# [EXERCISE AIM]
Reproduce the data below word for word, setting aside any picture it holds.

# [SOURCE DATA]
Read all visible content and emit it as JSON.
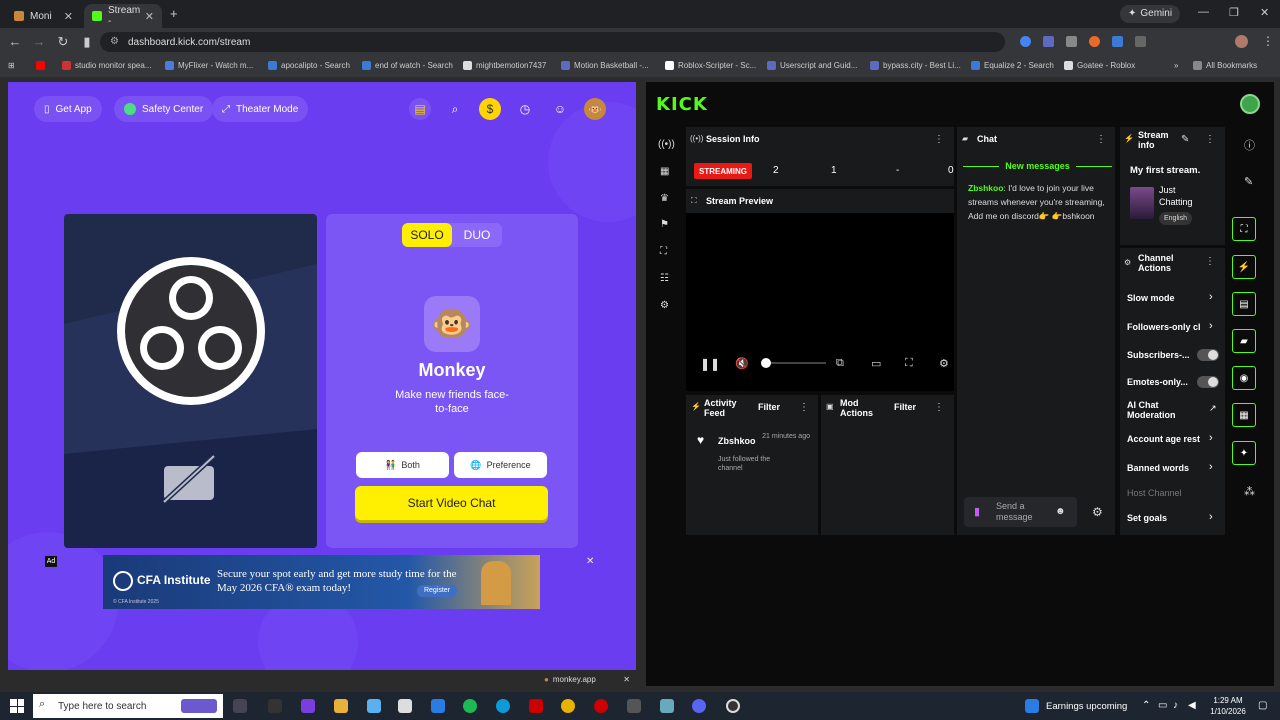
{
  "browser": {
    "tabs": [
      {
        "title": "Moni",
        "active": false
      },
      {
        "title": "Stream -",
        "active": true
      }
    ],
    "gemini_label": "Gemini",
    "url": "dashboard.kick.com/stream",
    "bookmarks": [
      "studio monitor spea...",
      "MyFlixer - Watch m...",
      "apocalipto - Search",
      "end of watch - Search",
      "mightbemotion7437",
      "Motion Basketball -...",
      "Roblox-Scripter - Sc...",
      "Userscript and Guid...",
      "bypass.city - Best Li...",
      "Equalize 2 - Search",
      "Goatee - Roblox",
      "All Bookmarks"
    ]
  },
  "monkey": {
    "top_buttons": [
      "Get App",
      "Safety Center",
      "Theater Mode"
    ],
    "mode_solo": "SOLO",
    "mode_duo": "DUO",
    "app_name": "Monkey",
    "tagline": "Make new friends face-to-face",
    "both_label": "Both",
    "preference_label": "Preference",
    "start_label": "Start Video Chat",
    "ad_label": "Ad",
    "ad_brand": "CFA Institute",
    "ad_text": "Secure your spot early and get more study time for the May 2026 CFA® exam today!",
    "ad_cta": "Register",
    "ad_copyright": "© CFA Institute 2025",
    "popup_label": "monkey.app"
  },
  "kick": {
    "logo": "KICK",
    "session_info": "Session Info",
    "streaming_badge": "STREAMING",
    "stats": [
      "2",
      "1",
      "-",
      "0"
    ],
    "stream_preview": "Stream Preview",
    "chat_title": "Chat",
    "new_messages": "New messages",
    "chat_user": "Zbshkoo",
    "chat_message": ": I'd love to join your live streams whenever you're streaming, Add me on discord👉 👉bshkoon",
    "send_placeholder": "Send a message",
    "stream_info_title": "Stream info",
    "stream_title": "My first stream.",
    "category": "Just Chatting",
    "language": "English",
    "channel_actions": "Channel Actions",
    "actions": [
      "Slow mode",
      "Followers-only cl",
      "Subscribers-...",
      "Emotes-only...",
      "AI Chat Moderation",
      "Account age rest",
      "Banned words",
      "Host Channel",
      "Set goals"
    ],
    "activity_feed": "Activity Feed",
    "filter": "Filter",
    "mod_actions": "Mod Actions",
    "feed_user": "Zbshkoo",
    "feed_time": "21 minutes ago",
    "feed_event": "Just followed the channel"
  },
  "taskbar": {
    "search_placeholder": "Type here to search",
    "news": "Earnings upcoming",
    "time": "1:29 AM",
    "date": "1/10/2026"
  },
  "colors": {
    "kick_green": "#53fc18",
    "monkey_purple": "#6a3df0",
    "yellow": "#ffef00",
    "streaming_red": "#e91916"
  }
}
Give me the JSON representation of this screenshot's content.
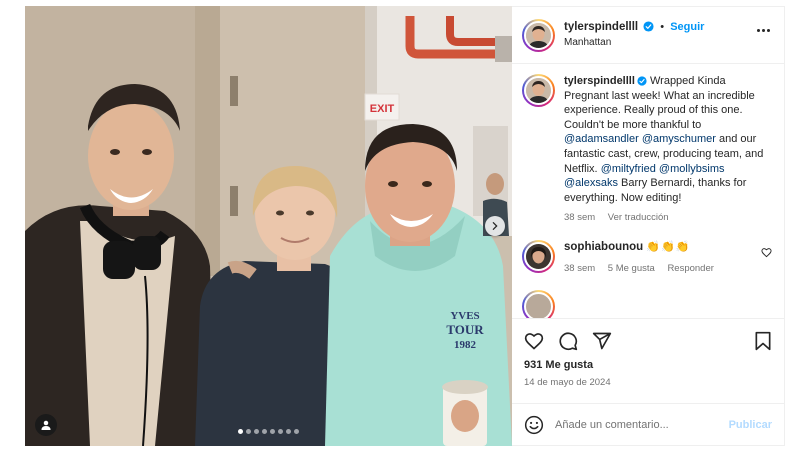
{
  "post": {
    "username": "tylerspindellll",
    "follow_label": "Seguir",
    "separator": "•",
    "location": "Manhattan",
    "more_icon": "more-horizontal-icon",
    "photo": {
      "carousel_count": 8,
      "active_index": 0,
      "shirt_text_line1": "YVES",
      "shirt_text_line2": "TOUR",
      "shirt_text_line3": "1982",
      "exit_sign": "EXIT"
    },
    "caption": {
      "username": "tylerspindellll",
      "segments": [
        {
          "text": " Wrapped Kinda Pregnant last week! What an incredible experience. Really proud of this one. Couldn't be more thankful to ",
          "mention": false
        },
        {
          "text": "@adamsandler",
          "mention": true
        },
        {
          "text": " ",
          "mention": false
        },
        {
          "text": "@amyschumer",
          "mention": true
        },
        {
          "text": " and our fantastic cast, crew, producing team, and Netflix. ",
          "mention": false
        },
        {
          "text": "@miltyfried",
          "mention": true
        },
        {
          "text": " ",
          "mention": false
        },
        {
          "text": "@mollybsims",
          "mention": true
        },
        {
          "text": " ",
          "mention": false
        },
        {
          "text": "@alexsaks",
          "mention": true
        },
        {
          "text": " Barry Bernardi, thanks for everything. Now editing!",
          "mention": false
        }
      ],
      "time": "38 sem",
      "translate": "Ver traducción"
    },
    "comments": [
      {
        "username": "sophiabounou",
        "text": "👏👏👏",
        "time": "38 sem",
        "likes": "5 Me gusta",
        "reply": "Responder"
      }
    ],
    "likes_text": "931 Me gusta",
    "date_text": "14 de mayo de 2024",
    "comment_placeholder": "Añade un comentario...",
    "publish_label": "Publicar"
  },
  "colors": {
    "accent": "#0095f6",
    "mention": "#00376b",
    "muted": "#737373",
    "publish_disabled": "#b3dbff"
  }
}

# [RESULT OF THE EXERCISE]
Read all visible content and emit it as JSON.
{
  "browser": {
    "tabs": [
      {
        "title": "Moni",
        "active": false
      },
      {
        "title": "Stream -",
        "active": true
      }
    ],
    "gemini_label": "Gemini",
    "url": "dashboard.kick.com/stream",
    "bookmarks": [
      "studio monitor spea...",
      "MyFlixer - Watch m...",
      "apocalipto - Search",
      "end of watch - Search",
      "mightbemotion7437",
      "Motion Basketball -...",
      "Roblox-Scripter - Sc...",
      "Userscript and Guid...",
      "bypass.city - Best Li...",
      "Equalize 2 - Search",
      "Goatee - Roblox",
      "All Bookmarks"
    ]
  },
  "monkey": {
    "top_buttons": [
      "Get App",
      "Safety Center",
      "Theater Mode"
    ],
    "mode_solo": "SOLO",
    "mode_duo": "DUO",
    "app_name": "Monkey",
    "tagline": "Make new friends face-to-face",
    "both_label": "Both",
    "preference_label": "Preference",
    "start_label": "Start Video Chat",
    "ad_label": "Ad",
    "ad_brand": "CFA Institute",
    "ad_text": "Secure your spot early and get more study time for the May 2026 CFA® exam today!",
    "ad_cta": "Register",
    "ad_copyright": "© CFA Institute 2025",
    "popup_label": "monkey.app"
  },
  "kick": {
    "logo": "KICK",
    "session_info": "Session Info",
    "streaming_badge": "STREAMING",
    "stats": [
      "2",
      "1",
      "-",
      "0"
    ],
    "stream_preview": "Stream Preview",
    "chat_title": "Chat",
    "new_messages": "New messages",
    "chat_user": "Zbshkoo",
    "chat_message": ": I'd love to join your live streams whenever you're streaming, Add me on discord👉 👉bshkoon",
    "send_placeholder": "Send a message",
    "stream_info_title": "Stream info",
    "stream_title": "My first stream.",
    "category": "Just Chatting",
    "language": "English",
    "channel_actions": "Channel Actions",
    "actions": [
      "Slow mode",
      "Followers-only cl",
      "Subscribers-...",
      "Emotes-only...",
      "AI Chat Moderation",
      "Account age rest",
      "Banned words",
      "Host Channel",
      "Set goals"
    ],
    "activity_feed": "Activity Feed",
    "filter": "Filter",
    "mod_actions": "Mod Actions",
    "feed_user": "Zbshkoo",
    "feed_time": "21 minutes ago",
    "feed_event": "Just followed the channel"
  },
  "taskbar": {
    "search_placeholder": "Type here to search",
    "news": "Earnings upcoming",
    "time": "1:29 AM",
    "date": "1/10/2026"
  },
  "colors": {
    "kick_green": "#53fc18",
    "monkey_purple": "#6a3df0",
    "yellow": "#ffef00",
    "streaming_red": "#e91916"
  }
}
Give me the JSON representation of this screenshot's content.
{
  "post": {
    "username": "tylerspindellll",
    "follow_label": "Seguir",
    "separator": "•",
    "location": "Manhattan",
    "more_icon": "more-horizontal-icon",
    "photo": {
      "carousel_count": 8,
      "active_index": 0,
      "shirt_text_line1": "YVES",
      "shirt_text_line2": "TOUR",
      "shirt_text_line3": "1982",
      "exit_sign": "EXIT"
    },
    "caption": {
      "username": "tylerspindellll",
      "segments": [
        {
          "text": " Wrapped Kinda Pregnant last week! What an incredible experience. Really proud of this one. Couldn't be more thankful to ",
          "mention": false
        },
        {
          "text": "@adamsandler",
          "mention": true
        },
        {
          "text": " ",
          "mention": false
        },
        {
          "text": "@amyschumer",
          "mention": true
        },
        {
          "text": " and our fantastic cast, crew, producing team, and Netflix. ",
          "mention": false
        },
        {
          "text": "@miltyfried",
          "mention": true
        },
        {
          "text": " ",
          "mention": false
        },
        {
          "text": "@mollybsims",
          "mention": true
        },
        {
          "text": " ",
          "mention": false
        },
        {
          "text": "@alexsaks",
          "mention": true
        },
        {
          "text": " Barry Bernardi, thanks for everything. Now editing!",
          "mention": false
        }
      ],
      "time": "38 sem",
      "translate": "Ver traducción"
    },
    "comments": [
      {
        "username": "sophiabounou",
        "text": "👏👏👏",
        "time": "38 sem",
        "likes": "5 Me gusta",
        "reply": "Responder"
      }
    ],
    "likes_text": "931 Me gusta",
    "date_text": "14 de mayo de 2024",
    "comment_placeholder": "Añade un comentario...",
    "publish_label": "Publicar"
  },
  "colors": {
    "accent": "#0095f6",
    "mention": "#00376b",
    "muted": "#737373",
    "publish_disabled": "#b3dbff"
  }
}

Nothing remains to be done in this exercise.